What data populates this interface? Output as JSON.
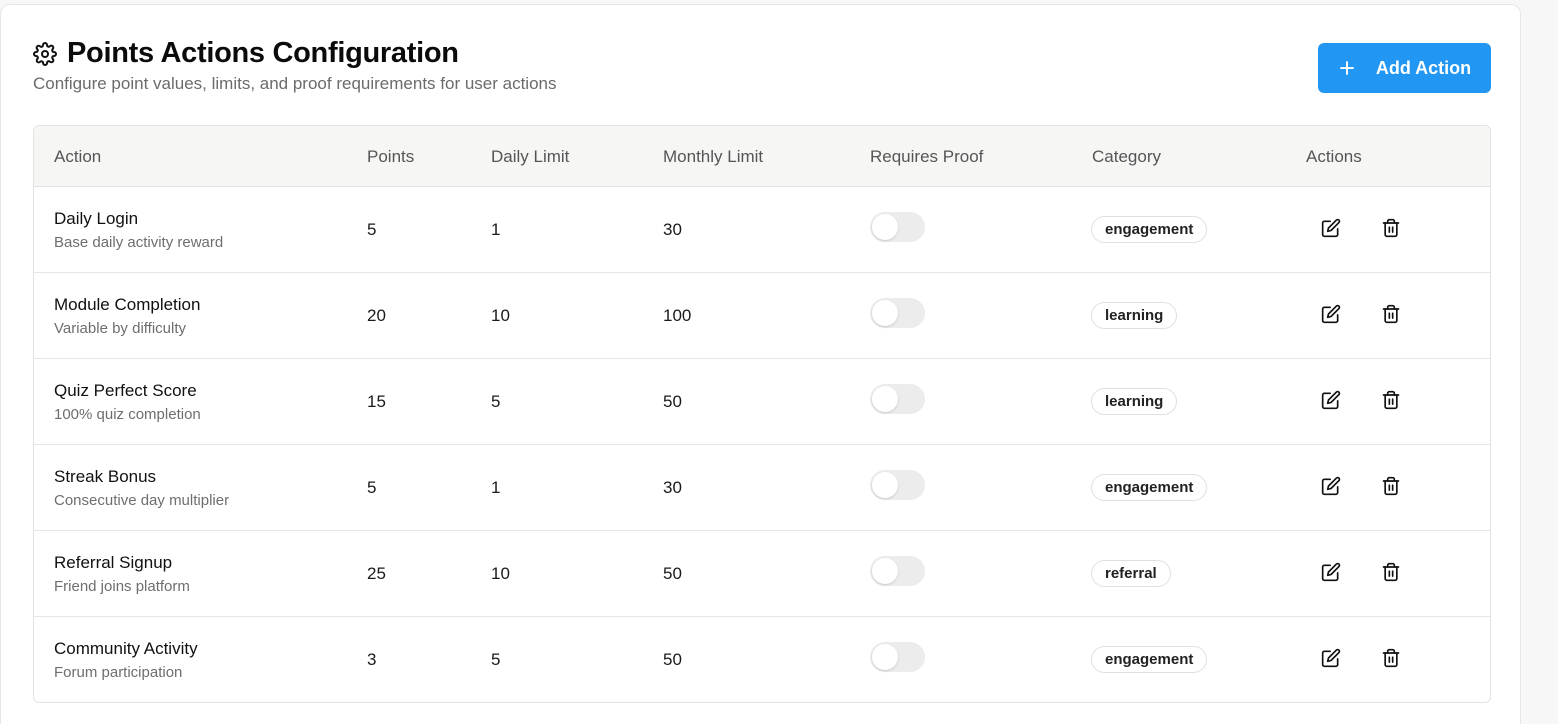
{
  "header": {
    "title": "Points Actions Configuration",
    "subtitle": "Configure point values, limits, and proof requirements for user actions",
    "title_icon": "gear-icon",
    "add_button_label": "Add Action",
    "add_button_icon": "plus-icon"
  },
  "colors": {
    "accent": "#2196f3",
    "toggle_off": "#ececec"
  },
  "table": {
    "columns": {
      "action": "Action",
      "points": "Points",
      "daily_limit": "Daily Limit",
      "monthly_limit": "Monthly Limit",
      "requires_proof": "Requires Proof",
      "category": "Category",
      "actions": "Actions"
    },
    "rows": [
      {
        "name": "Daily Login",
        "description": "Base daily activity reward",
        "points": "5",
        "daily_limit": "1",
        "monthly_limit": "30",
        "requires_proof": false,
        "category": "engagement"
      },
      {
        "name": "Module Completion",
        "description": "Variable by difficulty",
        "points": "20",
        "daily_limit": "10",
        "monthly_limit": "100",
        "requires_proof": false,
        "category": "learning"
      },
      {
        "name": "Quiz Perfect Score",
        "description": "100% quiz completion",
        "points": "15",
        "daily_limit": "5",
        "monthly_limit": "50",
        "requires_proof": false,
        "category": "learning"
      },
      {
        "name": "Streak Bonus",
        "description": "Consecutive day multiplier",
        "points": "5",
        "daily_limit": "1",
        "monthly_limit": "30",
        "requires_proof": false,
        "category": "engagement"
      },
      {
        "name": "Referral Signup",
        "description": "Friend joins platform",
        "points": "25",
        "daily_limit": "10",
        "monthly_limit": "50",
        "requires_proof": false,
        "category": "referral"
      },
      {
        "name": "Community Activity",
        "description": "Forum participation",
        "points": "3",
        "daily_limit": "5",
        "monthly_limit": "50",
        "requires_proof": false,
        "category": "engagement"
      }
    ],
    "row_icons": [
      "edit-icon",
      "trash-icon"
    ]
  }
}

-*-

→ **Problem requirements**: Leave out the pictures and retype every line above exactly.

→ **Your response**:
What data populates this interface? Output as JSON.
{
  "header": {
    "title": "Points Actions Configuration",
    "subtitle": "Configure point values, limits, and proof requirements for user actions",
    "title_icon": "gear-icon",
    "add_button_label": "Add Action",
    "add_button_icon": "plus-icon"
  },
  "colors": {
    "accent": "#2196f3",
    "toggle_off": "#ececec"
  },
  "table": {
    "columns": {
      "action": "Action",
      "points": "Points",
      "daily_limit": "Daily Limit",
      "monthly_limit": "Monthly Limit",
      "requires_proof": "Requires Proof",
      "category": "Category",
      "actions": "Actions"
    },
    "rows": [
      {
        "name": "Daily Login",
        "description": "Base daily activity reward",
        "points": "5",
        "daily_limit": "1",
        "monthly_limit": "30",
        "requires_proof": false,
        "category": "engagement"
      },
      {
        "name": "Module Completion",
        "description": "Variable by difficulty",
        "points": "20",
        "daily_limit": "10",
        "monthly_limit": "100",
        "requires_proof": false,
        "category": "learning"
      },
      {
        "name": "Quiz Perfect Score",
        "description": "100% quiz completion",
        "points": "15",
        "daily_limit": "5",
        "monthly_limit": "50",
        "requires_proof": false,
        "category": "learning"
      },
      {
        "name": "Streak Bonus",
        "description": "Consecutive day multiplier",
        "points": "5",
        "daily_limit": "1",
        "monthly_limit": "30",
        "requires_proof": false,
        "category": "engagement"
      },
      {
        "name": "Referral Signup",
        "description": "Friend joins platform",
        "points": "25",
        "daily_limit": "10",
        "monthly_limit": "50",
        "requires_proof": false,
        "category": "referral"
      },
      {
        "name": "Community Activity",
        "description": "Forum participation",
        "points": "3",
        "daily_limit": "5",
        "monthly_limit": "50",
        "requires_proof": false,
        "category": "engagement"
      }
    ],
    "row_icons": [
      "edit-icon",
      "trash-icon"
    ]
  }
}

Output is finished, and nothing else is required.